Runoff candidates for City Council District 2, Jada Andrews-Sullivan and Keith Toney, answered questions from the audience on June 3, 2019 at a forum hosted by the LightHouse Luncheon Group at the Plaza Club in Frost Bank Tower.
The conversation was moderated by Mario Salas, a former city councilman for District 2 who is a professor of political science and African American studies at UTSA. (Scroll down to watch complete video of the event.)
At their 20th candidate forum of the race, the competitors were good-natured and polite, even as they described very different priorities for District 2.
Andrews-Sullivan said the biggest issues in District 2 were crime, especially among youth, and high property taxes. “A lot of people don’t realize that we were the generation that was kind of tossed to the side, because we had all the gang violence that fed into that one school. We had the shooting that happened, and it was glorified, but never rectified… What you’re seeing today is the remnants of our children that we had that are continuing to perpetuate the cycle,” she said.
Toney said he wants to prioritize economic development and infrastructure. “You might wonder, why doesn’t he say crime? Because I think crime is a symptom because people are hurt, and hurt people hurt people… Right now they feel hopeless and helpless,” he said. “We have to get them an alternative. That’s why we work with people who can do that in the district, get us some job training… We want some job training from folks that look like us.”
One topic that sparked emotion was the fate of Confederate memorials. Toney got a round of applause as he explained why keeping the the memorials would be un-American.
“Robert E. Lee was an insurgent. He declared war on the established government of this country,” he said. “...Now, I understand that he was a general, and he was an effective general. But he was an effective general for the other side, the enemy. He turned against the established government of this country. I’m a Vietnam veteran. I brought a bronze star back from Vietnam. I didn’t turn against my nation. Robert E. Lee did. The fact that he’s white makes no difference to me. If it were Booker T. Washington, I’d say the same thing. He turned against it. Why did he do it? To maintain an established rule of law that was illegal and immoral, and we call it enslavement.”

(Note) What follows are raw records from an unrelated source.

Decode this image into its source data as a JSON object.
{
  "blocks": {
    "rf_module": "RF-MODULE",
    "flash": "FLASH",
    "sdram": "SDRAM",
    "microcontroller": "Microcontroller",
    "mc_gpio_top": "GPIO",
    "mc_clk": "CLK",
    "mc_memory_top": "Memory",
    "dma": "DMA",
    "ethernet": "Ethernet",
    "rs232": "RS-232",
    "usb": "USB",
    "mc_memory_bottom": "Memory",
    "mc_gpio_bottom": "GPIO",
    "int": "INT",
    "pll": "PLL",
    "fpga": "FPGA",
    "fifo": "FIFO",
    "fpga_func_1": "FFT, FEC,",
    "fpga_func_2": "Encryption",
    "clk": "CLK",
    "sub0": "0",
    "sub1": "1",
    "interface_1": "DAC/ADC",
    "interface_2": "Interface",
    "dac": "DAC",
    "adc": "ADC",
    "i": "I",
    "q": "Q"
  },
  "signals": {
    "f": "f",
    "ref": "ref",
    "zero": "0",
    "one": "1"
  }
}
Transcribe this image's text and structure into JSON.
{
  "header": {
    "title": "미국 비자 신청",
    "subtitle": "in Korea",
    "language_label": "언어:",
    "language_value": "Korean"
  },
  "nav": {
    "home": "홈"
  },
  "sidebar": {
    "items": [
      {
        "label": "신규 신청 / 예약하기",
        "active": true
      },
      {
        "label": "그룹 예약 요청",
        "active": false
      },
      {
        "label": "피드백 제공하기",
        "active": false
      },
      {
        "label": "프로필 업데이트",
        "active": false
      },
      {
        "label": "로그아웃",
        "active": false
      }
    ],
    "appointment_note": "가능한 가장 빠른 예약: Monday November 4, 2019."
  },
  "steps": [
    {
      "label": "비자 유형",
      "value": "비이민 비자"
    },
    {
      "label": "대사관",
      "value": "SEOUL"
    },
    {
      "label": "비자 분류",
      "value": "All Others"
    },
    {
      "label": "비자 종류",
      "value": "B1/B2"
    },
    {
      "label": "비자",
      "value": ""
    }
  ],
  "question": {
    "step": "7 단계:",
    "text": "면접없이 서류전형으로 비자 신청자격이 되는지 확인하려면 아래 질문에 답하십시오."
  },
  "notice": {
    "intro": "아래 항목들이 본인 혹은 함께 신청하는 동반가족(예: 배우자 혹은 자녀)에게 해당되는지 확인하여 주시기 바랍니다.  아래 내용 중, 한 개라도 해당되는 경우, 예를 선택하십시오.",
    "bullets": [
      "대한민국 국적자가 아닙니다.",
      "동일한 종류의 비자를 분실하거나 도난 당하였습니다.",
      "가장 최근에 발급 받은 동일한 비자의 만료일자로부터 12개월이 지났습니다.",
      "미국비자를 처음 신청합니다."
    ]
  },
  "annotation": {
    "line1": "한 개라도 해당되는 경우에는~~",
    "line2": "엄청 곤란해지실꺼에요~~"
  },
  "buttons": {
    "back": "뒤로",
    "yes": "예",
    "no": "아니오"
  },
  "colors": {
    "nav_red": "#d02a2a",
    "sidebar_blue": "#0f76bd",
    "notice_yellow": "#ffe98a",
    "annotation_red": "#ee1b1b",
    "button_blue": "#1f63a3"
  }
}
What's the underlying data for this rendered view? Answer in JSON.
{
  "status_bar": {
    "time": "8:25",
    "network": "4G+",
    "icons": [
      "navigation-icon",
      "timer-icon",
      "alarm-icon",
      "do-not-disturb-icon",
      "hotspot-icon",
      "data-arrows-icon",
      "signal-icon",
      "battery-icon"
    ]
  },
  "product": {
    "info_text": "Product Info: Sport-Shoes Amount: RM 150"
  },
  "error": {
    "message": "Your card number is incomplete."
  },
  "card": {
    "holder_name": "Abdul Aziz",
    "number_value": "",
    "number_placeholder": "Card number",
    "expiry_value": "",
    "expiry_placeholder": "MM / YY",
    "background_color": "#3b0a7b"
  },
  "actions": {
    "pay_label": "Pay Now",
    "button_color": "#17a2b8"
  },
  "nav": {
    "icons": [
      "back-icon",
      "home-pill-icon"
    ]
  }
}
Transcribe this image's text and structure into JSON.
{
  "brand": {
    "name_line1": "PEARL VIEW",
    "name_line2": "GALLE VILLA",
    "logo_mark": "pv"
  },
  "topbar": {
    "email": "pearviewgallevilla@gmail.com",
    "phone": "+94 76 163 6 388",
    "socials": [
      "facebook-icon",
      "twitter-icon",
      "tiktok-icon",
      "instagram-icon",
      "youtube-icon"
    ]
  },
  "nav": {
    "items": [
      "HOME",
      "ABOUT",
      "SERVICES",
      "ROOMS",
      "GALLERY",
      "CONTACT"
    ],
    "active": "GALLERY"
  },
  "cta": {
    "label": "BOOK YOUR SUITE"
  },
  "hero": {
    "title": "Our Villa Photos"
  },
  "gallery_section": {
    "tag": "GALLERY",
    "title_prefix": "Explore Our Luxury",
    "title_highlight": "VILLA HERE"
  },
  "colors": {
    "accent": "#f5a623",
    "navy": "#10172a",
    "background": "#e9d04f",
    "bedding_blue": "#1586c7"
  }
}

Click through to see video of the candidates answers to questions from the audience and the moderator:
There’s been a lot of talk about the police and the fire department fighting for free healthcare. How are we to pay for that?
In terms of zoning, if there was one thing you could change about zoning in District 2, what would you change and why?
(Concerning the Chick-Fil-A controversy) What would you do to address the issue of religious freedom, as well as what we’re going to do with our airport leadership, our airport use, concessions, because of this overturn by the Legislature? What would you do to change state legislature regarding that?